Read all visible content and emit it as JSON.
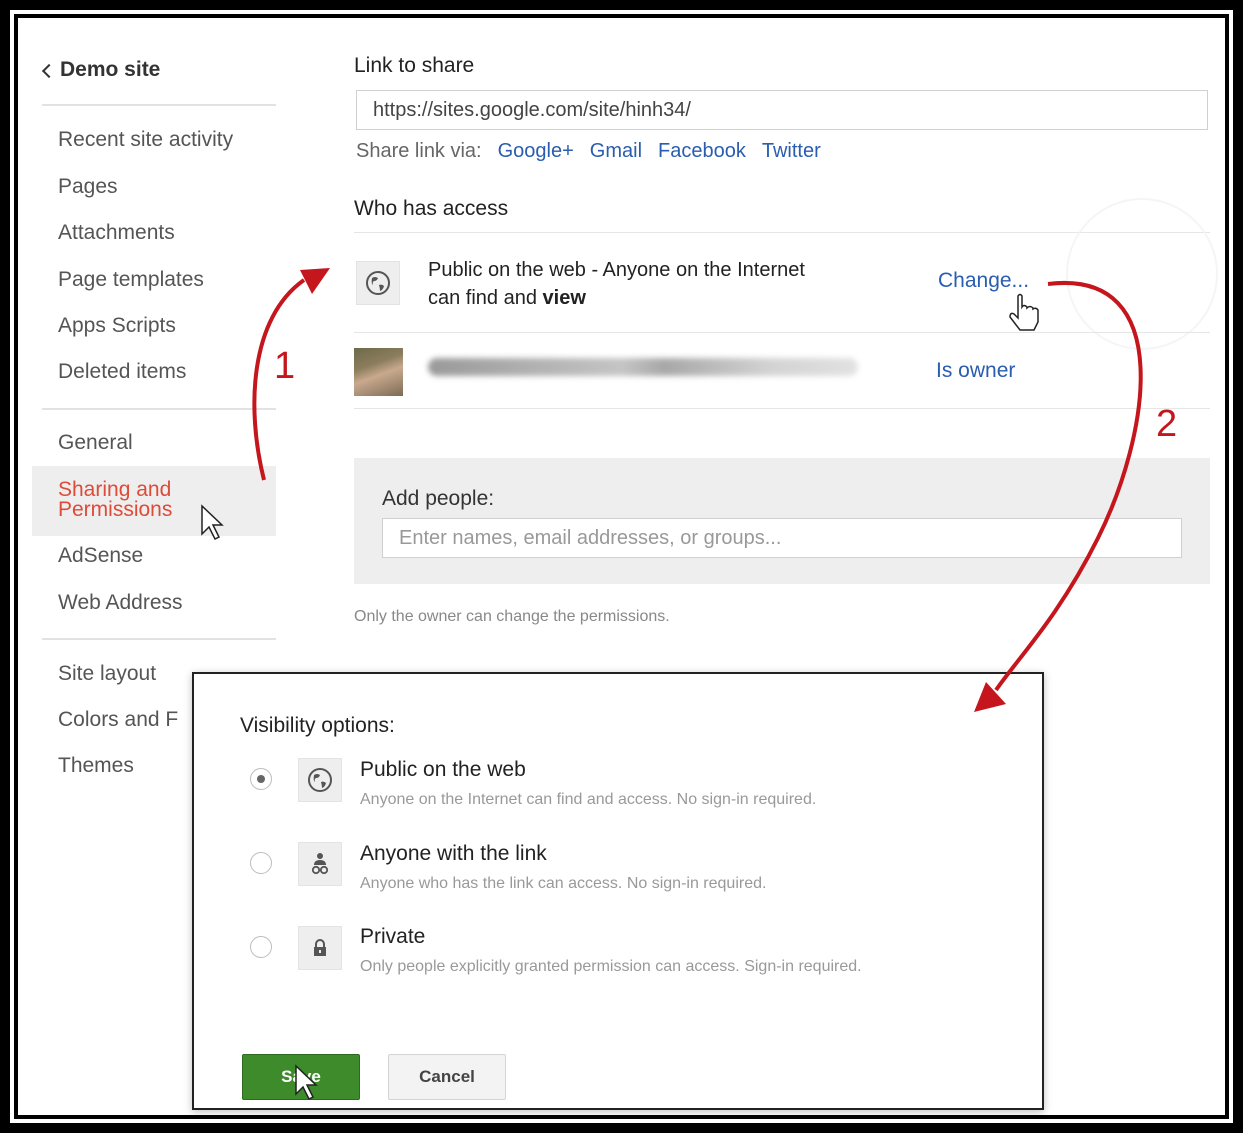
{
  "sidebar": {
    "back_label": "Demo site",
    "group1": [
      "Recent site activity",
      "Pages",
      "Attachments",
      "Page templates",
      "Apps Scripts",
      "Deleted items"
    ],
    "group2": [
      "General",
      "Sharing and Permissions",
      "AdSense",
      "Web Address"
    ],
    "group3": [
      "Site layout",
      "Colors and F",
      "Themes"
    ]
  },
  "link_section": {
    "heading": "Link to share",
    "url": "https://sites.google.com/site/hinh34/",
    "share_via_label": "Share link via:",
    "share_links": [
      "Google+",
      "Gmail",
      "Facebook",
      "Twitter"
    ]
  },
  "access": {
    "heading": "Who has access",
    "public_line1": "Public on the web - Anyone on the Internet",
    "public_line2_prefix": "can find and ",
    "public_line2_bold": "view",
    "change_link": "Change...",
    "owner_label": "Is owner"
  },
  "add_people": {
    "label": "Add people:",
    "placeholder": "Enter names, email addresses, or groups..."
  },
  "owner_note": "Only the owner can change the permissions.",
  "dialog": {
    "title": "Visibility options:",
    "options": [
      {
        "title": "Public on the web",
        "desc": "Anyone on the Internet can find and access. No sign-in required.",
        "selected": true,
        "icon": "globe-icon"
      },
      {
        "title": "Anyone with the link",
        "desc": "Anyone who has the link can access. No sign-in required.",
        "selected": false,
        "icon": "person-link-icon"
      },
      {
        "title": "Private",
        "desc": "Only people explicitly granted permission can access. Sign-in required.",
        "selected": false,
        "icon": "lock-icon"
      }
    ],
    "save_label": "Save",
    "cancel_label": "Cancel"
  },
  "annotation_numbers": [
    "1",
    "2"
  ],
  "colors": {
    "accent_red": "#dd4b39",
    "link_blue": "#2a5db0",
    "save_green": "#3d8b2a",
    "arrow_red": "#c4161c"
  }
}
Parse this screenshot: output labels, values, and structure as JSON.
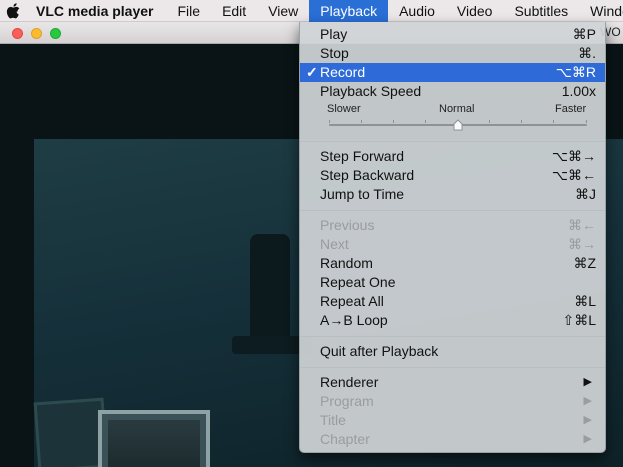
{
  "menubar": {
    "app_name": "VLC media player",
    "items": [
      "File",
      "Edit",
      "View",
      "Playback",
      "Audio",
      "Video",
      "Subtitles",
      "Window"
    ],
    "active_item": "Playback"
  },
  "window": {
    "title_fragment": "WO"
  },
  "menu": {
    "play": {
      "label": "Play",
      "shortcut": "⌘P"
    },
    "stop": {
      "label": "Stop",
      "shortcut": "⌘."
    },
    "record": {
      "label": "Record",
      "shortcut": "⌥⌘R",
      "check": "✓",
      "checked": true
    },
    "playback_speed": {
      "label": "Playback Speed",
      "value": "1.00x",
      "slower_label": "Slower",
      "normal_label": "Normal",
      "faster_label": "Faster",
      "slider_level": 0.5
    },
    "step_forward": {
      "label": "Step Forward",
      "shortcut": "⌥⌘→"
    },
    "step_backward": {
      "label": "Step Backward",
      "shortcut": "⌥⌘←"
    },
    "jump_to_time": {
      "label": "Jump to Time",
      "shortcut": "⌘J"
    },
    "previous": {
      "label": "Previous",
      "shortcut": "⌘←",
      "enabled": false
    },
    "next": {
      "label": "Next",
      "shortcut": "⌘→",
      "enabled": false
    },
    "random": {
      "label": "Random",
      "shortcut": "⌘Z"
    },
    "repeat_one": {
      "label": "Repeat One",
      "shortcut": ""
    },
    "repeat_all": {
      "label": "Repeat All",
      "shortcut": "⌘L"
    },
    "ab_loop": {
      "label": "A→B Loop",
      "shortcut": "⇧⌘L"
    },
    "quit_after_playback": {
      "label": "Quit after Playback"
    },
    "renderer": {
      "label": "Renderer",
      "submenu": true
    },
    "program": {
      "label": "Program",
      "submenu": true,
      "enabled": false
    },
    "title": {
      "label": "Title",
      "submenu": true,
      "enabled": false
    },
    "chapter": {
      "label": "Chapter",
      "submenu": true,
      "enabled": false
    }
  },
  "icons": {
    "apple": "apple-logo-icon",
    "submenu_arrow": "▶"
  },
  "colors": {
    "highlight": "#2e6bd8",
    "menubar_active": "#2a6fd6",
    "close": "#fc5f57",
    "minimize": "#fdbc2e",
    "zoom": "#28c840"
  }
}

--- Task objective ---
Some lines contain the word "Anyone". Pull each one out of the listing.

--- Result for this task ---
    "public_line1": "Public on the web - Anyone on the Internet",
        "desc": "Anyone on the Internet can find and access. No sign-in required.",
        "title": "Anyone with the link",
        "desc": "Anyone who has the link can access. No sign-in required.",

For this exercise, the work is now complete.